Many GS narratives to follow Simak’s ‘Spacebred Generations’ (1953) looked more closely at the interplay of characters on their vast journeys and many argued that the only possible reason for such a journey would be the threat of annihilation of the human species, making the journey the only possible hope for the future of humankind.
The focus questions for the GS Project texts presented are –
- What is worth holding onto over the generations?
- What should be discarded for the voyage? and
- Can life be sustained in the GS …or on Earth?
Only a few comments are made here related to the three questions, above, mostly because the narrative itself will be interpreted differently by different readers. But what might be noted are the following:
- The story shows us that friendship should be held onto. Friendship and love are vital for the story with the protagonist, Jon, making difficult choices about long-term friends in the light of his love for the Folk and particularly his wife, Mary. Marriage, then, is another of society’s current conventions that should be maintained and is good and true in itself, as depicted by Mary and Jon’s relationship.
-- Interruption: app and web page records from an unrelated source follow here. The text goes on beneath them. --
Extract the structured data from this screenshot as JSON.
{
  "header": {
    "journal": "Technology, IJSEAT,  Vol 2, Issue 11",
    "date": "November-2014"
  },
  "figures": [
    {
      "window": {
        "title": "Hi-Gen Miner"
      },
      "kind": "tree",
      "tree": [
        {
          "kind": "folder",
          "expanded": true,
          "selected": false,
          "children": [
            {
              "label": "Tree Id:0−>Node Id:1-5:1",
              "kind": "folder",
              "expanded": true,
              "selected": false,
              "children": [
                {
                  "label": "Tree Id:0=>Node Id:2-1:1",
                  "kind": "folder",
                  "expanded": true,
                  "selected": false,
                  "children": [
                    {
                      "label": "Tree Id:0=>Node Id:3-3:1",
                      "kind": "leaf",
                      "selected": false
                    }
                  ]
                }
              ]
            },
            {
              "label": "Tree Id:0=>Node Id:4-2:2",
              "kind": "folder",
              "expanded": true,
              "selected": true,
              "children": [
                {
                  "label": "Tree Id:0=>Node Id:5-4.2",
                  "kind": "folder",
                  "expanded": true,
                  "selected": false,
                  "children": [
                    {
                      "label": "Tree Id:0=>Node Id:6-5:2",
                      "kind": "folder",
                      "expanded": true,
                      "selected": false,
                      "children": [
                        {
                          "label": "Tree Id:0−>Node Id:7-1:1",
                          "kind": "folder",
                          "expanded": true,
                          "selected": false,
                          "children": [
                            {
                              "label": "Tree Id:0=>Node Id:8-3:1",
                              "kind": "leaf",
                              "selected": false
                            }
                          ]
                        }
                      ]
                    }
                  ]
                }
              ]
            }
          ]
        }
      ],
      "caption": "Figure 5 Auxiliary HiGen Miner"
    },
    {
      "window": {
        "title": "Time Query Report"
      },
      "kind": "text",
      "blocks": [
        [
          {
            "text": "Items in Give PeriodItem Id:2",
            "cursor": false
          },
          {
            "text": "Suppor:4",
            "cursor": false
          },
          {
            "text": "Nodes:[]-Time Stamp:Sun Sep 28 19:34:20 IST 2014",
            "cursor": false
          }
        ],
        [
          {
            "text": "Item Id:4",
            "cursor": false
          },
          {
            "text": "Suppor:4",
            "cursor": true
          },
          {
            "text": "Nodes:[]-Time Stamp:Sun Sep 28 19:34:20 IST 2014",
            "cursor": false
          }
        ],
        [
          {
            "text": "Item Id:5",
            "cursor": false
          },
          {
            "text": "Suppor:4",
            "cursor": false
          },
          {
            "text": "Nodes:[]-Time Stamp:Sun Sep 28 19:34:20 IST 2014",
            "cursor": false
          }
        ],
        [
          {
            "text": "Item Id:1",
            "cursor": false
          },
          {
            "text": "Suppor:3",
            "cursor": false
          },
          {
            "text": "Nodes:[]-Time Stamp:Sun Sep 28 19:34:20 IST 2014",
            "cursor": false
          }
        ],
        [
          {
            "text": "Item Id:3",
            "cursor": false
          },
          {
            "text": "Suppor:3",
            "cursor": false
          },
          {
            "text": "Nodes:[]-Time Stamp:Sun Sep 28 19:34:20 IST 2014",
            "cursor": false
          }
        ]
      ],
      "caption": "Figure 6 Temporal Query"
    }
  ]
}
Could other couples or even other family cells have existed on Simak’s GS, such as same sex couples or arrangements where a small group nurtured children?
- Rationality is clearly seen as worthy of preservation in the story. The movement of the hydroponics fields proved planning. In the same way, Jon turns to scientific explanation for solutions to the ship’s problems and away from the comfortable religion of the Folk.
- Does Simak argue that all religious belief, such as following the Law for the Folk, should be discarded? Is there anything of value to be preserved in their beliefs and practices, such as their hope for a future of trees, sky and living on a planet?
- Through the rather dubious role of the converter in the story, Simak seems to imagine that human life could be sustained on the ship indefinitiely, if it had not been heading into a star. But it is the lack of scientific knowledge and curiosity that means the ship would be doomed without Jon and his archaic belief in texts. Does this mean that for life to be sustained in the ship (and on Earth) religious belief must always be countered by scientific knowledge?
Caroti, S. (2011). The Generation Starship in Science Fiction: A Critical History, 1934-2001. USA: Mcfarland. ISBN 978-0-7864-6067-0.
Heinlein, R. (1941). Universe. In Astounding Science Fiction. May, 1941.
Heinlein, R. (1941). Common Sense. In Astounding Science Fiction. Ocotber, 1941.
Kendal, Z. (2010). Generation Starship Stories: Clifford D. Simak’s “Spacebred Generations”. In Silk for Calde: Musings of a science fiction obsessed literature student. Posted 31 July 2010. Retrieved 11 May from http://silk4calde.blogspot.com.au/2010/07/generation-starship-stories-clifford-d.html
Shepherd, L.R. (1953) Interstellar Flight. In Science-Fiction Plus. April, 1953. Accessed 11 May 2016 from https://archive.org/details/Science_Fiction_Plus_v01n02_1953-04_
Simak, C.D. (1953) Spacebred Generations. In Science Fiction Plus. Accessed 11 May 2016 from http://mreadz.com/read301868